Start of Source data
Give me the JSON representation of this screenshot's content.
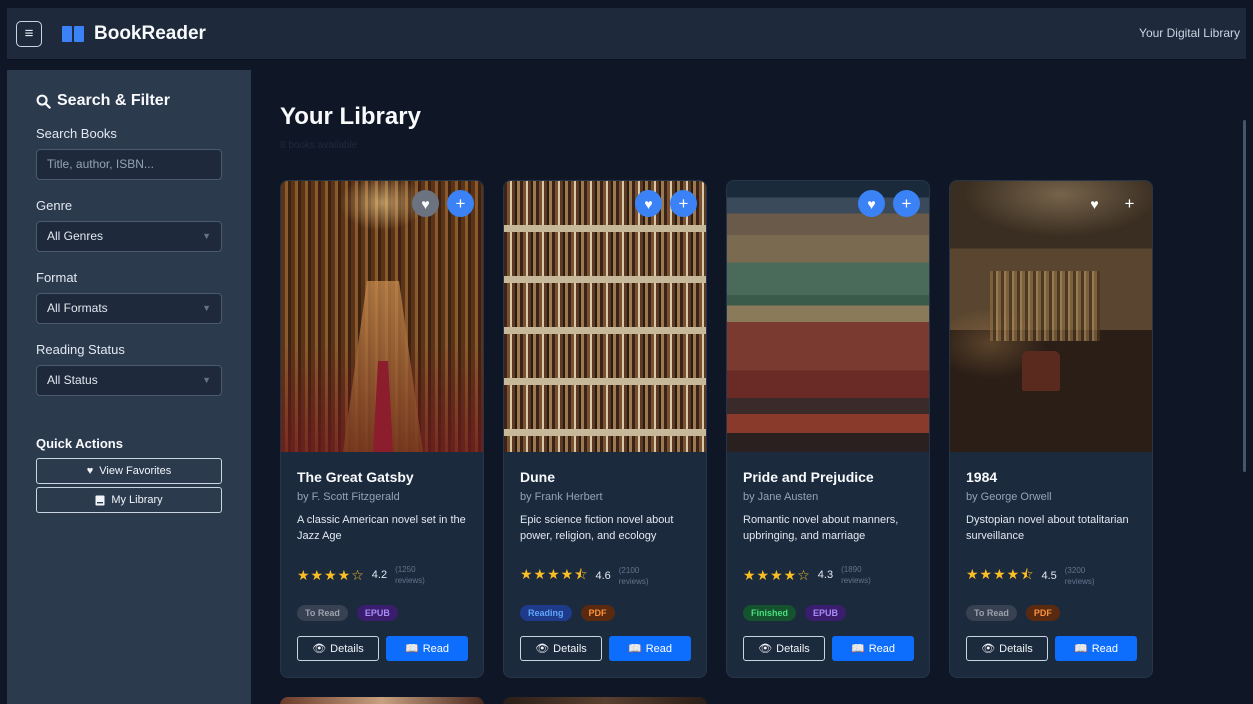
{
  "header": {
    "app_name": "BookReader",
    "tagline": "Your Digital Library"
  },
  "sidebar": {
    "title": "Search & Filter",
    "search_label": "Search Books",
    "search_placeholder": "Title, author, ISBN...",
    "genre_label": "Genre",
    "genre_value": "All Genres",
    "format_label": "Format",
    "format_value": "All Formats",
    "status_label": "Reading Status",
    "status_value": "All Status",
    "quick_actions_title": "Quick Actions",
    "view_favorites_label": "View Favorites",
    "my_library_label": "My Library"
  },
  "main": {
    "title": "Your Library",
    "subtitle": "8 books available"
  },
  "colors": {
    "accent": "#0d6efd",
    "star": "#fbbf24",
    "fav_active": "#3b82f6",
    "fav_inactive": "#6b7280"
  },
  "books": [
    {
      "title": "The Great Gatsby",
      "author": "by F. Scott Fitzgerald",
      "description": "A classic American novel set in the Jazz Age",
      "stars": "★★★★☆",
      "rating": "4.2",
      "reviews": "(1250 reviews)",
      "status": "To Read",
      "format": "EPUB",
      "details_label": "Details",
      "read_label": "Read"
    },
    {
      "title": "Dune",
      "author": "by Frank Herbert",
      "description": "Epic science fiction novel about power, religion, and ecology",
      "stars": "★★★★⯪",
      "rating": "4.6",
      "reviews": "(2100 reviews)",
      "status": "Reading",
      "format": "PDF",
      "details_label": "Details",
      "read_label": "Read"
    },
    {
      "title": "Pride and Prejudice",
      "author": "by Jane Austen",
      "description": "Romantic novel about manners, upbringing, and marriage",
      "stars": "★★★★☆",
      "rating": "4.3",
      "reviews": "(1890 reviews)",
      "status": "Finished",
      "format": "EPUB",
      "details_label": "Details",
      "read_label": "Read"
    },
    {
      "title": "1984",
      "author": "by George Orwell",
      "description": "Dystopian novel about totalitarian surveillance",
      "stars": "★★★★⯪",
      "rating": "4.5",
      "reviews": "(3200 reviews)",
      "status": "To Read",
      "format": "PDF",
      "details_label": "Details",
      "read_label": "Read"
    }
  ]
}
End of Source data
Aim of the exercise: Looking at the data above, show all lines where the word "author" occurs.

Task solution:
    "search_placeholder": "Title, author, ISBN...",
      "author": "by F. Scott Fitzgerald",
      "author": "by Frank Herbert",
      "author": "by Jane Austen",
      "author": "by George Orwell",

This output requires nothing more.